• _WHAT THE TASK ASKS_:
The data must be reproduced verbatim; images are to be omitted.

• _MATERIAL TO PROCESS_:
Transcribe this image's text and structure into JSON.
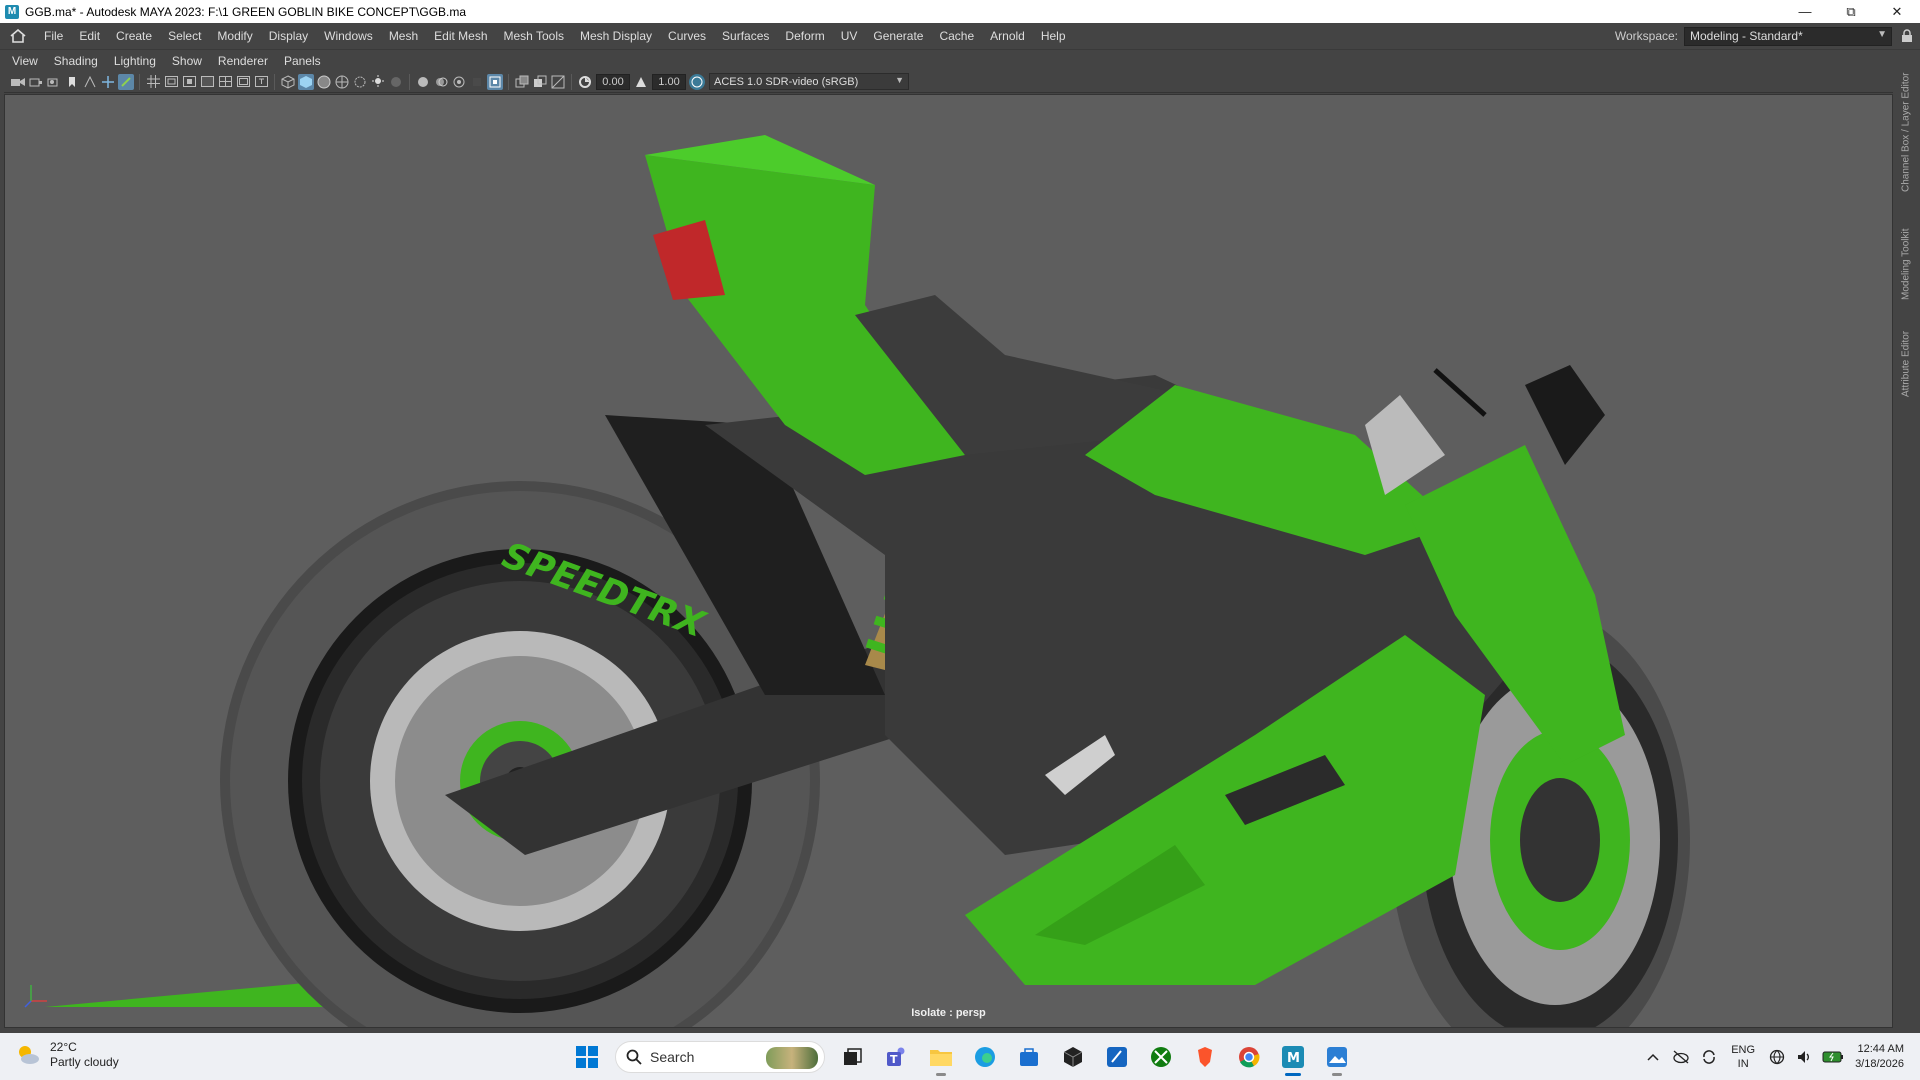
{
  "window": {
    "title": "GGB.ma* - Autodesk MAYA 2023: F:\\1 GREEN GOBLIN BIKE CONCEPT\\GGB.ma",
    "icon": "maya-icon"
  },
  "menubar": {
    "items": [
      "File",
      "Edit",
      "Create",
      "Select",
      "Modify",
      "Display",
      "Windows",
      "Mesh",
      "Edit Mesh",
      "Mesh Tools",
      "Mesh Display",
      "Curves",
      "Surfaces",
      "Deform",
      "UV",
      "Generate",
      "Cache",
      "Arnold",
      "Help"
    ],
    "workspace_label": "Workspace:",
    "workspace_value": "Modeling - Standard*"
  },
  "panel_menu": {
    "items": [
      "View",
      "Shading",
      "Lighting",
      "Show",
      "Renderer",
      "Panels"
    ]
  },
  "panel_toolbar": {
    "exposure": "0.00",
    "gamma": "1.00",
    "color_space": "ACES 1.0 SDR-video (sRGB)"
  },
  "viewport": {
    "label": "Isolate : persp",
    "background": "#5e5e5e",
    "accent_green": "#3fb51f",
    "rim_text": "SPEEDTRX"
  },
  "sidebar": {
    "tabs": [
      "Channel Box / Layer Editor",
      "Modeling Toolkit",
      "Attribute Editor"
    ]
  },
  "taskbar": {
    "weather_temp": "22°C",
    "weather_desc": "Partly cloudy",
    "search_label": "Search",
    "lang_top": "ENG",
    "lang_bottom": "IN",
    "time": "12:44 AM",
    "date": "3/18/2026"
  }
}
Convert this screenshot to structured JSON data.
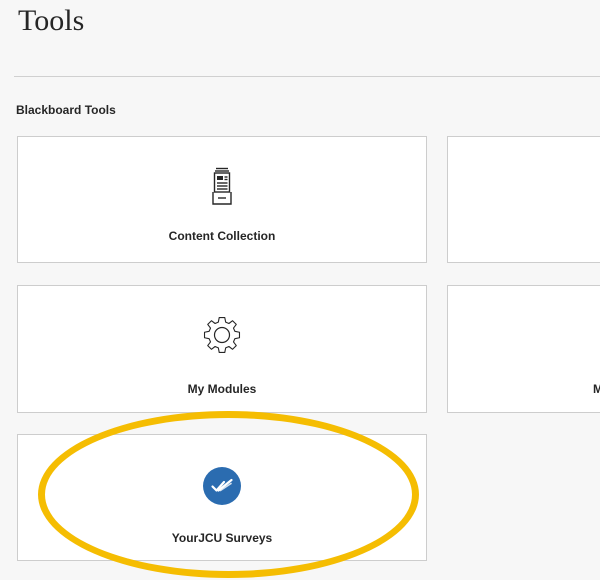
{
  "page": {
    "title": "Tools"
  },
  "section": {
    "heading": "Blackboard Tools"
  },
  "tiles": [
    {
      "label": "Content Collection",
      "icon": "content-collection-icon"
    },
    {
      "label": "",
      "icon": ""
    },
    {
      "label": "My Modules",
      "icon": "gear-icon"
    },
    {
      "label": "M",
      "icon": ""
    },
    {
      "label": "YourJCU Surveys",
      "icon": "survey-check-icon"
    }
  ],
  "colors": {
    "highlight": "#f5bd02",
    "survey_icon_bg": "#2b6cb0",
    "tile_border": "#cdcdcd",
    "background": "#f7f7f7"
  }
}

• _EXPECTED ANSWER_:
Transcribe this image's text and structure into JSON.
{
  "window": {
    "title": "GGB.ma* - Autodesk MAYA 2023: F:\\1 GREEN GOBLIN BIKE CONCEPT\\GGB.ma",
    "icon": "maya-icon"
  },
  "menubar": {
    "items": [
      "File",
      "Edit",
      "Create",
      "Select",
      "Modify",
      "Display",
      "Windows",
      "Mesh",
      "Edit Mesh",
      "Mesh Tools",
      "Mesh Display",
      "Curves",
      "Surfaces",
      "Deform",
      "UV",
      "Generate",
      "Cache",
      "Arnold",
      "Help"
    ],
    "workspace_label": "Workspace:",
    "workspace_value": "Modeling - Standard*"
  },
  "panel_menu": {
    "items": [
      "View",
      "Shading",
      "Lighting",
      "Show",
      "Renderer",
      "Panels"
    ]
  },
  "panel_toolbar": {
    "exposure": "0.00",
    "gamma": "1.00",
    "color_space": "ACES 1.0 SDR-video (sRGB)"
  },
  "viewport": {
    "label": "Isolate : persp",
    "background": "#5e5e5e",
    "accent_green": "#3fb51f",
    "rim_text": "SPEEDTRX"
  },
  "sidebar": {
    "tabs": [
      "Channel Box / Layer Editor",
      "Modeling Toolkit",
      "Attribute Editor"
    ]
  },
  "taskbar": {
    "weather_temp": "22°C",
    "weather_desc": "Partly cloudy",
    "search_label": "Search",
    "lang_top": "ENG",
    "lang_bottom": "IN",
    "time": "12:44 AM",
    "date": "3/18/2026"
  }
}
Convert this screenshot to structured JSON data.
{
  "page": {
    "title": "Tools"
  },
  "section": {
    "heading": "Blackboard Tools"
  },
  "tiles": [
    {
      "label": "Content Collection",
      "icon": "content-collection-icon"
    },
    {
      "label": "",
      "icon": ""
    },
    {
      "label": "My Modules",
      "icon": "gear-icon"
    },
    {
      "label": "M",
      "icon": ""
    },
    {
      "label": "YourJCU Surveys",
      "icon": "survey-check-icon"
    }
  ],
  "colors": {
    "highlight": "#f5bd02",
    "survey_icon_bg": "#2b6cb0",
    "tile_border": "#cdcdcd",
    "background": "#f7f7f7"
  }
}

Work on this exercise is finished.